Alexander was born in Maryville, Tennessee, where he was raised, to Genevra Floreine (née Rankin) and Andrew Lamar Alexander. In high school he was elected Governor of Tennessee Boys State. Alexander graduated with a B.A.
from Vanderbilt University where he was a member of Phi Beta Kappa and Sigma Chi Fraternity in 1962 and from the New York University School of Law in 1965. After graduating from law school, Alexander clerked for United States Court of Appeals for the Fifth Circuit judge John Minor Wisdom in New Orleans from 1965 to 1966. In 1969 Alexander married Honey Buhler, who grew up in Victoria, Texas, and graduated from Smith College of Massachusetts. They had met during a softball game for Senate staff members; he was then a staffer for Senator Howard Baker of Tennessee while she worked for Senator John Tower of Texas. Together they have four children: Drew, Leslee, Kathryn, and Will. He is also a classical and country pianist. Alexander got to put these talents on display in April 2007 when he played piano on singer Patti Page's re-recording of her 1950 hit "Tennessee Waltz." He appeared on the record at the invitation of record executive Mike Curb. Alexander and Page then performed the song live at an April 4 fundraiser for his Senatorial re-election campaign in Nashville's Schermerhorn Symphony Center. He is a member of Sons of the Revolution.
Governor of Tennessee
Even though the Tennessee State Constitution had been amended in early 1978 to allow a governor to succeed himself, Blanton chose not to seek re-election, due to a number of scandals. Alexander once again ran for governor, and made a name for himself by walking 1,000 miles (1,600 km) across the state wearing a red and black plaid shirt. He defeated Knoxville banker Jake Butcher in the November election. In early 1979, a furor ensued over pardons made by Blanton.

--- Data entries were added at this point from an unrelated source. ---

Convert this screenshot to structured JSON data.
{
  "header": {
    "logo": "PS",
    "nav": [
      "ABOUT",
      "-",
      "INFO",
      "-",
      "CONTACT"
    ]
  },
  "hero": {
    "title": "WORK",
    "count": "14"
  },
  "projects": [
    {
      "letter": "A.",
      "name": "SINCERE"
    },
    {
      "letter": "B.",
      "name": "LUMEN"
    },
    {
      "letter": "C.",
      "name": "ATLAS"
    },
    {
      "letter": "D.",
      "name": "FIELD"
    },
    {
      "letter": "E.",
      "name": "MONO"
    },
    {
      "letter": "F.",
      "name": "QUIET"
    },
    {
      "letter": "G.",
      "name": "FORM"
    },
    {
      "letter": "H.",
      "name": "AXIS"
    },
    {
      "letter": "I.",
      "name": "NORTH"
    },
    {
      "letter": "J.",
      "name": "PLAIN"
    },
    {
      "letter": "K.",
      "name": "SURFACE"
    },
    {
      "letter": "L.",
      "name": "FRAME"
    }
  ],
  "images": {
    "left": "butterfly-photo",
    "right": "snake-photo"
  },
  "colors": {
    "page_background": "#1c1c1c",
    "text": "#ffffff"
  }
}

Since the state constitution is somewhat vague on when a governor must be sworn in, several political leaders from both parties, including Lieutenant Governor John S. Wilder and State House Speaker Ned McWherter, arranged for Alexander to be sworn in three days earlier than the traditional inauguration day. Wilder later called the move "impeachment Tennessee-style." Alexander made history by becoming the first Tennessee governor reelected to a second 4-year term (after the 1978 amendment, see above) by defeating Knoxville mayor Randy Tyree in the 1982 election, carrying almost 70% of Knox County. Since that time, every Tennessee Governor has been elected to consecutive terms. During his second term, he served as chairman of the National Governors Association from 1985 to 1986. After opting out of the 1984 U.S. Senate contest for the open seat of retiring Majority Leader Howard Baker, Alexander was constitutionally ineligible for a third term and stepped down from the governorship in January 1987.
2008 Re-election campaign
In April 2007, Alexander announced he would run for re-election to the Senate in 2008. Alexander was favored throughout the entire campaign, due to his long history in Tennessee politics and a disorganized Democratic opposition. His rivals were former state Democratic Party Chairman Bob Tuke, who won a heated primary, and Libertarian candidate Daniel T. Lewis. Alexander won reelection in a landslide, taking 65 percent of the vote to Tuke's 32 percent.
Alexander also carried all but one of Tennessee's 95 counties; he lost only in majority-black Haywood County in western Tennessee. He won the normally Democratic strongholds of Davidson and Shelby counties—home to Nashville and Memphis, respectively. Alexander also benefited from the coattails of John McCain's solid victory statewide in the Presidential race.
May 30th, 2011